Table_1_Elevated Interleukin-36α And CD4+IL-36α+T Cells Are Involved in the Pathogenesis of Graves' Disease.docx
Background: IL-36α is involved in the pathogenesis of a variety of autoimmune diseases, but the relationship between IL-36α and Graves' disease (GD) has rarely investigated. In the present study, we aimed to explore the expression of IL-36α and elucidate the potential role of IL-36α in GD.
Methods: The expression of IL-36α mRNA in peripheral blood mononuclear cells (PBMCs) from 32 newly diagnosed GD patients, 15 refractory GD patients and 30 normal controls (NC) was examined using quantitative real-time polymerase chain reaction (qRT-PCR). The level of IL-36α in serum from 46 newly diagnosed GD patients, 10 refractory GD patients and 24 NC was measured using enzyme linked immunosorbent assay (ELISA). The percentage of CD4+IL-36α+T cells was detected by flow cytometry. PBMCs from newly diagnosed GD patients and NC group were cultured in the presence or absence of recombinant human IL-36α, and the expression levels of IFN-γ, TNF-α, IL-6, and IL-17A in culture supernatant were detected by cytokine array.
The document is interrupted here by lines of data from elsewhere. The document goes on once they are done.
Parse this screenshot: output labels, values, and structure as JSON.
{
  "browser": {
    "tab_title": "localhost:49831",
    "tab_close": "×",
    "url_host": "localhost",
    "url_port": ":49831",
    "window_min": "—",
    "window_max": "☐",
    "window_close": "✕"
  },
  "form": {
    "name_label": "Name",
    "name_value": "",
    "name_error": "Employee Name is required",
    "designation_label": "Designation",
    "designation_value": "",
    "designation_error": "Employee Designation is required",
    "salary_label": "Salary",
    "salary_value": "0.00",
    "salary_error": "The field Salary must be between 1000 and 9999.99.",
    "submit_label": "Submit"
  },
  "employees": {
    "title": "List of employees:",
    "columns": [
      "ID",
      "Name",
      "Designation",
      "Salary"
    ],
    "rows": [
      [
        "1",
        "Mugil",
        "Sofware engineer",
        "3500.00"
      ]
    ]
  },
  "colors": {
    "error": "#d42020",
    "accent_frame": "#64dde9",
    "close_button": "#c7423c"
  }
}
Results: The expression of IL-36α mRNA in newly diagnosed GD patients was significantly higher than that in NC group (P = 0.019). IL-36α mRNA expression was positively associated with thyrotropin receptor antibody (TRAb) (P = 0.004, r = 0.498) in newly diagnosed GD patients. The level of IL-36α in serum from newly diagnosed GD patients was significantly higher than that in refractory GD patients and NC group (P = 0.01; P = 0.007). The percentage of CD4+IL-36α+T cells in newly diagnosed GD patients was significantly higher than that in NC group (P = 0.030). In GD group, recombinant human IL-36α stimulation resulted in the increase of INF-γ, TNF-α, IL-6 and IL-17A (P = 0.015; P = 0.016; P = 0.039; P = 0.017).
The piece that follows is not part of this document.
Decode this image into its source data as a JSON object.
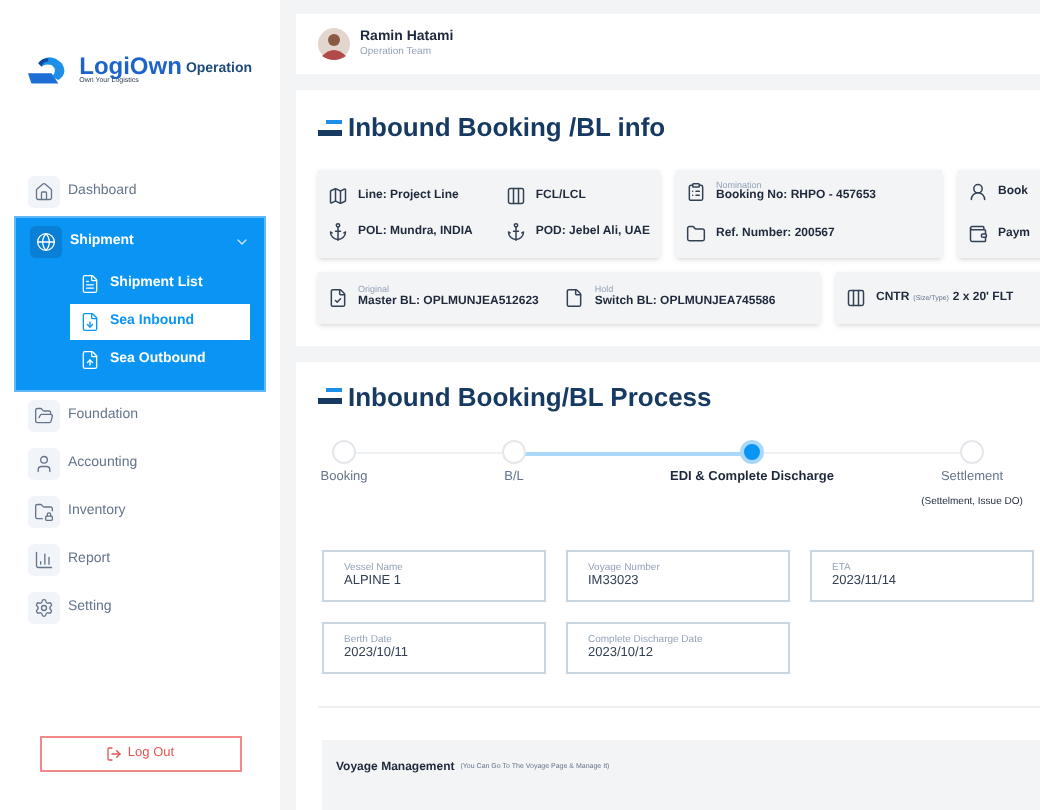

Conclusion: IL-36α and CD4+IL-36α+T cells may be involved in the pathogenesis of GD by promoting the production of Th1, Th2, and Th17 cytokines.